How in the heck do they cut something this hard? Actually, there are a number of ways. But, these pictures show the traditional machinery in use. Picture, in the old lumberjack pictures, one guy on either side of a tree with the multi-toothed saw blade with a handle on each end. Back and forth and back and forth. That is pretty much how it is done.
This is the flywheel portion of the driving mechanism. It is huge. Small factories may have one. Large factories may run 6 or 8 continually.
This is the view from the flywheel down the steel girder toward the actual cutting area. The blades [on the end of this girder] are made from spring steel and look just like a pruning blade for wood. The difference is these blades are diamond encrusted. They also continuously pour a slurry that looks like gray oatmeal on top of the blades as they slowly progress through the stone. The slurry contains abrasive agents to aid in the progress.
This is the back side of the saw. This is where the raw blocks are loaded and the newly cut slabs are extracted.
These are the carts that transport the blocks from the yard to the rear of the saws. This picture is from Thor Granitos in Rio. A huge outfit.

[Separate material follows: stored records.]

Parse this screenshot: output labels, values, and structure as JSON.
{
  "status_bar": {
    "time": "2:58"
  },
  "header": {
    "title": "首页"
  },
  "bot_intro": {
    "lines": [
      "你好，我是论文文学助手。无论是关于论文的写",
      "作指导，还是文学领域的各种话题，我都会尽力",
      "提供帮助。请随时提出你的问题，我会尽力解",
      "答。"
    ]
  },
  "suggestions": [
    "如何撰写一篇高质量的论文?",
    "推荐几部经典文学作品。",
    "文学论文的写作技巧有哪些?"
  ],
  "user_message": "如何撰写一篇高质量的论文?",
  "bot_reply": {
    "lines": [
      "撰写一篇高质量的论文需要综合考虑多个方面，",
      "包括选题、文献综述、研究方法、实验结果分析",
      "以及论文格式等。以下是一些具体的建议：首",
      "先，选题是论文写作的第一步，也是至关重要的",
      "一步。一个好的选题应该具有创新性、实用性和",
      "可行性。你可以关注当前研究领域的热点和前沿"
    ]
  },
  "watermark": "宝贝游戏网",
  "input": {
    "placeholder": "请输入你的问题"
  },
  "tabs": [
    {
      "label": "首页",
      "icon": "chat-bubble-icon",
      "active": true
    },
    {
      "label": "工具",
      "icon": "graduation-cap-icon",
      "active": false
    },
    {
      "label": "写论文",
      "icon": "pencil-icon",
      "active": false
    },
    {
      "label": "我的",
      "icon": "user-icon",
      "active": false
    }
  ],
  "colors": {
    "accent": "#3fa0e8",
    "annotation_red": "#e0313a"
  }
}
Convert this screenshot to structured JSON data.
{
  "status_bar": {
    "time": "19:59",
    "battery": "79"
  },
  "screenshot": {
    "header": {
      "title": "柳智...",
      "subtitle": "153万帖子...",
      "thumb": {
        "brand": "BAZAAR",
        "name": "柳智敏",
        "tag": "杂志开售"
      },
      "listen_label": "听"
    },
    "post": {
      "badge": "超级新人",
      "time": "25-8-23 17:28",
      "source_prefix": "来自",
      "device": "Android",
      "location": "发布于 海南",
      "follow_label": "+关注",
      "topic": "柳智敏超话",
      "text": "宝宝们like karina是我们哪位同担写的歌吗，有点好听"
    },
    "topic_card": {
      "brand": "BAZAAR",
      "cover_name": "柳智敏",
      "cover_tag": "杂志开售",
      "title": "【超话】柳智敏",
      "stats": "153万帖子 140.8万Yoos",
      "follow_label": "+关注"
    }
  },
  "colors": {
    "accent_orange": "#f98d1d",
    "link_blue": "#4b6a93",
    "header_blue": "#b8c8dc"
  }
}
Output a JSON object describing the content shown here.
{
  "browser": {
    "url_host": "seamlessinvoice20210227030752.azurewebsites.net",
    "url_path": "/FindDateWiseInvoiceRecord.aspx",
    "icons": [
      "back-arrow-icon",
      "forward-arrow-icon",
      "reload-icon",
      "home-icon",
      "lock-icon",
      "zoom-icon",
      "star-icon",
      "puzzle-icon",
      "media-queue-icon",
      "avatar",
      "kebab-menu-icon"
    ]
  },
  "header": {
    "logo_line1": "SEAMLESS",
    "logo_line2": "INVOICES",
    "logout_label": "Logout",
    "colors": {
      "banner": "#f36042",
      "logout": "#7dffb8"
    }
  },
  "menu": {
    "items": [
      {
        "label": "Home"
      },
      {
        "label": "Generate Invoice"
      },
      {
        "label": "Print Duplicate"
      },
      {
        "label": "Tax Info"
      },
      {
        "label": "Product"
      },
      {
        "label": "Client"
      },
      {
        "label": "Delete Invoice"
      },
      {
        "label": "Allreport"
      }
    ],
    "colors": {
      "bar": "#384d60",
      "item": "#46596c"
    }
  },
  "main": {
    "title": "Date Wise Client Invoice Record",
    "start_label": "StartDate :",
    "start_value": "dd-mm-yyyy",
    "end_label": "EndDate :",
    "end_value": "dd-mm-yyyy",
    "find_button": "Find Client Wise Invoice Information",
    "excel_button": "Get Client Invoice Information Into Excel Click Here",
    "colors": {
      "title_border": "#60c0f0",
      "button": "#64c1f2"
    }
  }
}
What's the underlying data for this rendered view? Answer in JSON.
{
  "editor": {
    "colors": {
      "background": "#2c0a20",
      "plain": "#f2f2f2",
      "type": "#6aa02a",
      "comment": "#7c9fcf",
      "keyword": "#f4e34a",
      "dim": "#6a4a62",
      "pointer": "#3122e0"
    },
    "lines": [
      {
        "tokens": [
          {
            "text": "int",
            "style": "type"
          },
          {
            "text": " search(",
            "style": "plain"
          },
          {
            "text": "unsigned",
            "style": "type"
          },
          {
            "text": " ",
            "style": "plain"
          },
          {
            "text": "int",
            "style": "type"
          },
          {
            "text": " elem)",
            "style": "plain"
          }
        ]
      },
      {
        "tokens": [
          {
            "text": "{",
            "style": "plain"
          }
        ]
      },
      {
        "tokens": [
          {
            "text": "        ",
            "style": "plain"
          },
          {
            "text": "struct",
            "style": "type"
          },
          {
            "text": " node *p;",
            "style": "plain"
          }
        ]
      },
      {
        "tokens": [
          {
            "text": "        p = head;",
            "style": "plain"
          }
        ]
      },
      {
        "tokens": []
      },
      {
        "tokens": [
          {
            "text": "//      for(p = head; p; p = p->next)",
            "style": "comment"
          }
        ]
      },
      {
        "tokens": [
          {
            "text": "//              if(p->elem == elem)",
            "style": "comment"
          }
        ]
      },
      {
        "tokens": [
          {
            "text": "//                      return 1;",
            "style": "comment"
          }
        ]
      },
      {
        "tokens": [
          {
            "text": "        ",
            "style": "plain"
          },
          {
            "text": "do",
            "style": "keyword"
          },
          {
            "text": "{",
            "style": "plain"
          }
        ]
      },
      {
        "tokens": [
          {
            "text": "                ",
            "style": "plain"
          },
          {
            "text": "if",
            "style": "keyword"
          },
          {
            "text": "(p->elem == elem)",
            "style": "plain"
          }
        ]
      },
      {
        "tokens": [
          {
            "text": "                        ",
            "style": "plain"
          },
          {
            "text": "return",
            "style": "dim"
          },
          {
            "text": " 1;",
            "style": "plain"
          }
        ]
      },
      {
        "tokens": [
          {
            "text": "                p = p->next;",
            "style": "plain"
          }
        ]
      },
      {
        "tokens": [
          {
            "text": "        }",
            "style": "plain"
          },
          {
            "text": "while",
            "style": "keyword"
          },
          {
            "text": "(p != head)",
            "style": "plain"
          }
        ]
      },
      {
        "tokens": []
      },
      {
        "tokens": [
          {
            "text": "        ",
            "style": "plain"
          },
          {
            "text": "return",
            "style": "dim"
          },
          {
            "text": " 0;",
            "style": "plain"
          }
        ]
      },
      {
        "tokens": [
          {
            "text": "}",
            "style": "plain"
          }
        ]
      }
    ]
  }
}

Anytime you are in a cutting factory, there is a constant din of low grade noise. It sounds like low grade sandpaper slowly moving back and forth across a piece of wood. The factory people tell me you get used to it, but I didn't. They're probably correct, eventually.